Can you reproduce the data beneath, keeping every line exact?

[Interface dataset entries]

- - - - -

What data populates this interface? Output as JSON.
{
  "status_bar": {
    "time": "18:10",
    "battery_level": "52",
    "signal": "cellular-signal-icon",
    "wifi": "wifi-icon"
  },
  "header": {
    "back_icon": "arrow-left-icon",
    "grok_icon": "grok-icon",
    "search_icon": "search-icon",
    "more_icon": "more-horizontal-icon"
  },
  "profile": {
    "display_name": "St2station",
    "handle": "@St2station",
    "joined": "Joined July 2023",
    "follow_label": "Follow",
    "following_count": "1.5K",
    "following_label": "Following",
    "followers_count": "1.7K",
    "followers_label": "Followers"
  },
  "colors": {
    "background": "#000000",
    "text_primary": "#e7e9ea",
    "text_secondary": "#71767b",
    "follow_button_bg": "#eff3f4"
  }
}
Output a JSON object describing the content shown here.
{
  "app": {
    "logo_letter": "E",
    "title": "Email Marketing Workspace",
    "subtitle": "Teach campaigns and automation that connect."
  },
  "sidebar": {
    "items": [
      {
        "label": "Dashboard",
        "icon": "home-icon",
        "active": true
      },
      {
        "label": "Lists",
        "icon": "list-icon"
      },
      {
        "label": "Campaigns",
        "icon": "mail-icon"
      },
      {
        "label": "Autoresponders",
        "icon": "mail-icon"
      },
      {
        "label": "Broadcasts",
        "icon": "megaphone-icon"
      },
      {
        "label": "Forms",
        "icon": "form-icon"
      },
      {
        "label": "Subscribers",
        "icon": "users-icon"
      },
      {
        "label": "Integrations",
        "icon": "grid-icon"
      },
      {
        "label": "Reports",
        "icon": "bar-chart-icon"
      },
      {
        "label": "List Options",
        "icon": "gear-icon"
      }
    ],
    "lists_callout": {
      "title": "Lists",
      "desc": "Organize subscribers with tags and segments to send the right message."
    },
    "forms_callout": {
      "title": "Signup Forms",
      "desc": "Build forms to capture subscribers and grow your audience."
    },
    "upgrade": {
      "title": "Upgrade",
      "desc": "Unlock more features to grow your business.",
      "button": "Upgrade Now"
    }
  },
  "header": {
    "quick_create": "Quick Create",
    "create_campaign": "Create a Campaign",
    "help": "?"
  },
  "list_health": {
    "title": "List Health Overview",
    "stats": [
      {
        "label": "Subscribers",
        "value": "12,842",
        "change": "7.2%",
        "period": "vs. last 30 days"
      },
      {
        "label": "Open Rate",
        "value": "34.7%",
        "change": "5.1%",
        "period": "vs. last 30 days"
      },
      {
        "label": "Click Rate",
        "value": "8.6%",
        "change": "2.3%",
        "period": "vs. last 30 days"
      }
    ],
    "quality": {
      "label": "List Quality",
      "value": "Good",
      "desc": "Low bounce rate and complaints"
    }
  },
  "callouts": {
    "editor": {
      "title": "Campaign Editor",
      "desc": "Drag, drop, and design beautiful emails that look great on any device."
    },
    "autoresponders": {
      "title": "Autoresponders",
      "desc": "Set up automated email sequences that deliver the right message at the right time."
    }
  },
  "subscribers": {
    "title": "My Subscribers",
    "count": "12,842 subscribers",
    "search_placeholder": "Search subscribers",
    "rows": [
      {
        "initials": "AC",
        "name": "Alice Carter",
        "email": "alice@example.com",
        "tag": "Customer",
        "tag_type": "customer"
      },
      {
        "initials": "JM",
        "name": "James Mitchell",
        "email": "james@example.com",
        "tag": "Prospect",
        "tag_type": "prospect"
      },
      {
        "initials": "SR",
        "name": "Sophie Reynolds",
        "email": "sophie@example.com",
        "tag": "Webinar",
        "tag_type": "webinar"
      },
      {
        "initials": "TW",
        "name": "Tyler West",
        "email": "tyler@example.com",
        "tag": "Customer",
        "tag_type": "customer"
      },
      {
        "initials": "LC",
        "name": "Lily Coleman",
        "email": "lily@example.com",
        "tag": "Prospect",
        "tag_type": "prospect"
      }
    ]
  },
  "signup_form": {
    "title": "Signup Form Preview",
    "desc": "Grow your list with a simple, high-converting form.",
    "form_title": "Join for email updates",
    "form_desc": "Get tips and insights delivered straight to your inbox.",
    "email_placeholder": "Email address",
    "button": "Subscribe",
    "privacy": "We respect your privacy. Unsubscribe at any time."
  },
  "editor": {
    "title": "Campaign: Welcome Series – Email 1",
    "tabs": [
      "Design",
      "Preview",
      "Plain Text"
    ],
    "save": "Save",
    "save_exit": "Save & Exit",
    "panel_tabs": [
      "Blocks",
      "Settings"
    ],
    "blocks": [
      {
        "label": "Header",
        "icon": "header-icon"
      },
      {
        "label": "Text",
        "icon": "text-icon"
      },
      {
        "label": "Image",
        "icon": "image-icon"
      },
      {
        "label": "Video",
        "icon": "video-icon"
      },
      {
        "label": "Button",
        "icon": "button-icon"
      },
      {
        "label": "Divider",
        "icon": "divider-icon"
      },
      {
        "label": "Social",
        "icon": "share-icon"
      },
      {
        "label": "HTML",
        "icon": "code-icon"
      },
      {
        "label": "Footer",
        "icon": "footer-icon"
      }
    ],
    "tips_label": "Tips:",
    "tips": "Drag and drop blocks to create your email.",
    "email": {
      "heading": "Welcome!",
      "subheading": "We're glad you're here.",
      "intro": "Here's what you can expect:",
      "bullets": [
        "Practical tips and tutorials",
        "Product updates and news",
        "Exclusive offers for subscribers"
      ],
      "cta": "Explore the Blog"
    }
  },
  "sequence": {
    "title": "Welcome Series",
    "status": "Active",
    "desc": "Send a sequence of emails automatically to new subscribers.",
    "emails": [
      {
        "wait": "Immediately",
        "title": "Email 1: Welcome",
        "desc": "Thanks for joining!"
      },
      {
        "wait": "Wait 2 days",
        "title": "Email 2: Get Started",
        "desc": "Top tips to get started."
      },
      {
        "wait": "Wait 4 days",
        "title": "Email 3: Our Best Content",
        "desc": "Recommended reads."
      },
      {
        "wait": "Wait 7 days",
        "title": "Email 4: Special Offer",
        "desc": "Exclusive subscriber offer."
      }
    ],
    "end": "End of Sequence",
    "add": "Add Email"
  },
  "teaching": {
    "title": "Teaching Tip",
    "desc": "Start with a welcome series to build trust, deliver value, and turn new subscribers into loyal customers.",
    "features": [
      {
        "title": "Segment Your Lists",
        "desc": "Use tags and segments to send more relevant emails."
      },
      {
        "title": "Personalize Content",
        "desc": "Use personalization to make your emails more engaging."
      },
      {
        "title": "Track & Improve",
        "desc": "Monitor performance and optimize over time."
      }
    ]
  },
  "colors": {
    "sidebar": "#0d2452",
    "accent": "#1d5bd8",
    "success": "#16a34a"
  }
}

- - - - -

**EXERCISE OUTPUT**.
What data populates this interface? Output as JSON.
{
  "status_bar": {
    "time": "18:10",
    "battery_level": "52",
    "signal": "cellular-signal-icon",
    "wifi": "wifi-icon"
  },
  "header": {
    "back_icon": "arrow-left-icon",
    "grok_icon": "grok-icon",
    "search_icon": "search-icon",
    "more_icon": "more-horizontal-icon"
  },
  "profile": {
    "display_name": "St2station",
    "handle": "@St2station",
    "joined": "Joined July 2023",
    "follow_label": "Follow",
    "following_count": "1.5K",
    "following_label": "Following",
    "followers_count": "1.7K",
    "followers_label": "Followers"
  },
  "colors": {
    "background": "#000000",
    "text_primary": "#e7e9ea",
    "text_secondary": "#71767b",
    "follow_button_bg": "#eff3f4"
  }
}
Output a JSON object describing the content shown here.
{
  "app": {
    "logo_letter": "E",
    "title": "Email Marketing Workspace",
    "subtitle": "Teach campaigns and automation that connect."
  },
  "sidebar": {
    "items": [
      {
        "label": "Dashboard",
        "icon": "home-icon",
        "active": true
      },
      {
        "label": "Lists",
        "icon": "list-icon"
      },
      {
        "label": "Campaigns",
        "icon": "mail-icon"
      },
      {
        "label": "Autoresponders",
        "icon": "mail-icon"
      },
      {
        "label": "Broadcasts",
        "icon": "megaphone-icon"
      },
      {
        "label": "Forms",
        "icon": "form-icon"
      },
      {
        "label": "Subscribers",
        "icon": "users-icon"
      },
      {
        "label": "Integrations",
        "icon": "grid-icon"
      },
      {
        "label": "Reports",
        "icon": "bar-chart-icon"
      },
      {
        "label": "List Options",
        "icon": "gear-icon"
      }
    ],
    "lists_callout": {
      "title": "Lists",
      "desc": "Organize subscribers with tags and segments to send the right message."
    },
    "forms_callout": {
      "title": "Signup Forms",
      "desc": "Build forms to capture subscribers and grow your audience."
    },
    "upgrade": {
      "title": "Upgrade",
      "desc": "Unlock more features to grow your business.",
      "button": "Upgrade Now"
    }
  },
  "header": {
    "quick_create": "Quick Create",
    "create_campaign": "Create a Campaign",
    "help": "?"
  },
  "list_health": {
    "title": "List Health Overview",
    "stats": [
      {
        "label": "Subscribers",
        "value": "12,842",
        "change": "7.2%",
        "period": "vs. last 30 days"
      },
      {
        "label": "Open Rate",
        "value": "34.7%",
        "change": "5.1%",
        "period": "vs. last 30 days"
      },
      {
        "label": "Click Rate",
        "value": "8.6%",
        "change": "2.3%",
        "period": "vs. last 30 days"
      }
    ],
    "quality": {
      "label": "List Quality",
      "value": "Good",
      "desc": "Low bounce rate and complaints"
    }
  },
  "callouts": {
    "editor": {
      "title": "Campaign Editor",
      "desc": "Drag, drop, and design beautiful emails that look great on any device."
    },
    "autoresponders": {
      "title": "Autoresponders",
      "desc": "Set up automated email sequences that deliver the right message at the right time."
    }
  },
  "subscribers": {
    "title": "My Subscribers",
    "count": "12,842 subscribers",
    "search_placeholder": "Search subscribers",
    "rows": [
      {
        "initials": "AC",
        "name": "Alice Carter",
        "email": "alice@example.com",
        "tag": "Customer",
        "tag_type": "customer"
      },
      {
        "initials": "JM",
        "name": "James Mitchell",
        "email": "james@example.com",
        "tag": "Prospect",
        "tag_type": "prospect"
      },
      {
        "initials": "SR",
        "name": "Sophie Reynolds",
        "email": "sophie@example.com",
        "tag": "Webinar",
        "tag_type": "webinar"
      },
      {
        "initials": "TW",
        "name": "Tyler West",
        "email": "tyler@example.com",
        "tag": "Customer",
        "tag_type": "customer"
      },
      {
        "initials": "LC",
        "name": "Lily Coleman",
        "email": "lily@example.com",
        "tag": "Prospect",
        "tag_type": "prospect"
      }
    ]
  },
  "signup_form": {
    "title": "Signup Form Preview",
    "desc": "Grow your list with a simple, high-converting form.",
    "form_title": "Join for email updates",
    "form_desc": "Get tips and insights delivered straight to your inbox.",
    "email_placeholder": "Email address",
    "button": "Subscribe",
    "privacy": "We respect your privacy. Unsubscribe at any time."
  },
  "editor": {
    "title": "Campaign: Welcome Series – Email 1",
    "tabs": [
      "Design",
      "Preview",
      "Plain Text"
    ],
    "save": "Save",
    "save_exit": "Save & Exit",
    "panel_tabs": [
      "Blocks",
      "Settings"
    ],
    "blocks": [
      {
        "label": "Header",
        "icon": "header-icon"
      },
      {
        "label": "Text",
        "icon": "text-icon"
      },
      {
        "label": "Image",
        "icon": "image-icon"
      },
      {
        "label": "Video",
        "icon": "video-icon"
      },
      {
        "label": "Button",
        "icon": "button-icon"
      },
      {
        "label": "Divider",
        "icon": "divider-icon"
      },
      {
        "label": "Social",
        "icon": "share-icon"
      },
      {
        "label": "HTML",
        "icon": "code-icon"
      },
      {
        "label": "Footer",
        "icon": "footer-icon"
      }
    ],
    "tips_label": "Tips:",
    "tips": "Drag and drop blocks to create your email.",
    "email": {
      "heading": "Welcome!",
      "subheading": "We're glad you're here.",
      "intro": "Here's what you can expect:",
      "bullets": [
        "Practical tips and tutorials",
        "Product updates and news",
        "Exclusive offers for subscribers"
      ],
      "cta": "Explore the Blog"
    }
  },
  "sequence": {
    "title": "Welcome Series",
    "status": "Active",
    "desc": "Send a sequence of emails automatically to new subscribers.",
    "emails": [
      {
        "wait": "Immediately",
        "title": "Email 1: Welcome",
        "desc": "Thanks for joining!"
      },
      {
        "wait": "Wait 2 days",
        "title": "Email 2: Get Started",
        "desc": "Top tips to get started."
      },
      {
        "wait": "Wait 4 days",
        "title": "Email 3: Our Best Content",
        "desc": "Recommended reads."
      },
      {
        "wait": "Wait 7 days",
        "title": "Email 4: Special Offer",
        "desc": "Exclusive subscriber offer."
      }
    ],
    "end": "End of Sequence",
    "add": "Add Email"
  },
  "teaching": {
    "title": "Teaching Tip",
    "desc": "Start with a welcome series to build trust, deliver value, and turn new subscribers into loyal customers.",
    "features": [
      {
        "title": "Segment Your Lists",
        "desc": "Use tags and segments to send more relevant emails."
      },
      {
        "title": "Personalize Content",
        "desc": "Use personalization to make your emails more engaging."
      },
      {
        "title": "Track & Improve",
        "desc": "Monitor performance and optimize over time."
      }
    ]
  },
  "colors": {
    "sidebar": "#0d2452",
    "accent": "#1d5bd8",
    "success": "#16a34a"
  }
}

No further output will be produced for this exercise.